[Stored items from a collection]

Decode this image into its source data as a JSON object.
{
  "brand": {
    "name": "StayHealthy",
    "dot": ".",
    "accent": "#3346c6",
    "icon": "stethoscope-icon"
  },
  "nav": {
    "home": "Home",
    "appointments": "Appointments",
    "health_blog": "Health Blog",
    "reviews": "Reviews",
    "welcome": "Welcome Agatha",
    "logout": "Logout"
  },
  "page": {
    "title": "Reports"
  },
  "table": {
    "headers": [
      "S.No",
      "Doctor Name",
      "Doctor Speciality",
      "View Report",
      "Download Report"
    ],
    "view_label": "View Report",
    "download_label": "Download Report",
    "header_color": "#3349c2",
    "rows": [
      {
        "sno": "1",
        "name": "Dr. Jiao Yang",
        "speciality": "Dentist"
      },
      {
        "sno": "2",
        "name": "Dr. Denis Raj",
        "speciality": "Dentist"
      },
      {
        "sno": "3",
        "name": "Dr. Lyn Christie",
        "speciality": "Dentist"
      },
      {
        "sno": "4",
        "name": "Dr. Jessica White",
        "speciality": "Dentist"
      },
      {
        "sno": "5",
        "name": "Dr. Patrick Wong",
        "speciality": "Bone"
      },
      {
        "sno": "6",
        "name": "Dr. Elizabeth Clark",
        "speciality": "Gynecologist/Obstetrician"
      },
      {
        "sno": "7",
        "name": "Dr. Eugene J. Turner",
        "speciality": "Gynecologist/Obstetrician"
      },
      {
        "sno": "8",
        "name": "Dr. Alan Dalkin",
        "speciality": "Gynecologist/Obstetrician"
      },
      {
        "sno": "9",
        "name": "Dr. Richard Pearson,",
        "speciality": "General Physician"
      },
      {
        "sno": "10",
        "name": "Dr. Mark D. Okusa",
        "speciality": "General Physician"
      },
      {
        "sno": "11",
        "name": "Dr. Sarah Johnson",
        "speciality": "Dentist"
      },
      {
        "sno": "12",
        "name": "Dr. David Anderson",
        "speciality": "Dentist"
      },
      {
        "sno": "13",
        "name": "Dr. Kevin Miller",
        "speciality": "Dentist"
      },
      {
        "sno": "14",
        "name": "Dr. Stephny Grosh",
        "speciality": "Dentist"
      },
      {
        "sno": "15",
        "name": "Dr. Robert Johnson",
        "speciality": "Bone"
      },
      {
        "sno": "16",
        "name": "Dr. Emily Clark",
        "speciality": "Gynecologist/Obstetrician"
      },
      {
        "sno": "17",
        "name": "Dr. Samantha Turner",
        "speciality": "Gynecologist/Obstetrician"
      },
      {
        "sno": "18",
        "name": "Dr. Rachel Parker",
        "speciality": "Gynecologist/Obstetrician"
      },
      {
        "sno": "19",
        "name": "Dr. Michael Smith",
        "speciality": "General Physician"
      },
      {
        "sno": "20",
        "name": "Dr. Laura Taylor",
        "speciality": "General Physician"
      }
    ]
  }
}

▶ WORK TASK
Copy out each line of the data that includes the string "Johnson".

▶ TASK ANSWER
        "name": "Dr. Sarah Johnson",
        "name": "Dr. Robert Johnson",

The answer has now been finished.